**Task prompt:**
Would you copy each line of the data below that has "Spur"?

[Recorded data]
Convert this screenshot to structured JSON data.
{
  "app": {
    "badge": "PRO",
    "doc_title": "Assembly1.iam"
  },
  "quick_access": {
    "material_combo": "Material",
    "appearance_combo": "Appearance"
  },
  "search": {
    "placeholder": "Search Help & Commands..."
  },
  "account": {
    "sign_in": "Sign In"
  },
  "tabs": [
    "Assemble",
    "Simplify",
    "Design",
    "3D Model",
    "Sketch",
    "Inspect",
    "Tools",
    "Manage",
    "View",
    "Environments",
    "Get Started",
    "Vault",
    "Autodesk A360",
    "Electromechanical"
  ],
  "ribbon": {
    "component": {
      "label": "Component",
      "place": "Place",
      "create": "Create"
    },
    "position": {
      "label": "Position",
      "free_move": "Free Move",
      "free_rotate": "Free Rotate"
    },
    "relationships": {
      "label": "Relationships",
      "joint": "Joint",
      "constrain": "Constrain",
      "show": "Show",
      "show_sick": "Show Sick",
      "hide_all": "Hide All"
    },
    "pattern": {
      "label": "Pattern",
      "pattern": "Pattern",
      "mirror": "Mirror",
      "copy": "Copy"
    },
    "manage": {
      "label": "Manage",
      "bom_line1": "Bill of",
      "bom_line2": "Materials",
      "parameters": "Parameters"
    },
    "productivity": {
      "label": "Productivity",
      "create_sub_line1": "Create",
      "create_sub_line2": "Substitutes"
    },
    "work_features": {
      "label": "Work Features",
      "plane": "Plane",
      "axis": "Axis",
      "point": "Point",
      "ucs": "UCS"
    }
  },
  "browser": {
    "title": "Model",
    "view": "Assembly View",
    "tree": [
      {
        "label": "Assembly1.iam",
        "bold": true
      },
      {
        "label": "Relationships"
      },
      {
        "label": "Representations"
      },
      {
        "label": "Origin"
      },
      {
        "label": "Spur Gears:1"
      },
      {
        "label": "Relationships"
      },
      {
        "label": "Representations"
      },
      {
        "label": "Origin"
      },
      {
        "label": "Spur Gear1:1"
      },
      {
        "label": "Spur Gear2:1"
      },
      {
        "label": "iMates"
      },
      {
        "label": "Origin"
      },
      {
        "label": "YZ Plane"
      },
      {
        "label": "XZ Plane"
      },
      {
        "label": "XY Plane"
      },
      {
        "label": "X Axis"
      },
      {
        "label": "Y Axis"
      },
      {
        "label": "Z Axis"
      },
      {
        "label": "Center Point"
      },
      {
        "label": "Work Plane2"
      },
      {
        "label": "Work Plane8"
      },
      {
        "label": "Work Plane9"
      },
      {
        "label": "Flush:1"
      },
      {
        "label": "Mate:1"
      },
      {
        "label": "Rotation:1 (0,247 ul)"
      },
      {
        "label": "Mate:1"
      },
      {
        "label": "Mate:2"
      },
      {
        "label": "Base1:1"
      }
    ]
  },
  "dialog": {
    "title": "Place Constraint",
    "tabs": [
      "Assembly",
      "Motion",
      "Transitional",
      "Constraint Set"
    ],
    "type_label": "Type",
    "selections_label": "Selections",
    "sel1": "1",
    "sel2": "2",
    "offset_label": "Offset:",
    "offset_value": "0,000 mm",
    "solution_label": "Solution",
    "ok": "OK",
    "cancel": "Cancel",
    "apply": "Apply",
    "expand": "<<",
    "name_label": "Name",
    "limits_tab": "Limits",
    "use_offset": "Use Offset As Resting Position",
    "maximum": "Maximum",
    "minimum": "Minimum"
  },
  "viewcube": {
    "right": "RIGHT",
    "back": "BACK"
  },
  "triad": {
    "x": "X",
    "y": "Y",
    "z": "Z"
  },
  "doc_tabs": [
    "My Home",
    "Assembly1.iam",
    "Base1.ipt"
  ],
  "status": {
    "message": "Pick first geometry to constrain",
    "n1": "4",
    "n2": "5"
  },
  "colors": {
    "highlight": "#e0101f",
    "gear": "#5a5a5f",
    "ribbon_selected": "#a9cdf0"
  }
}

**Task answer:**
        "label": "Spur Gears:1"
        "label": "Spur Gear1:1"
        "label": "Spur Gear2:1"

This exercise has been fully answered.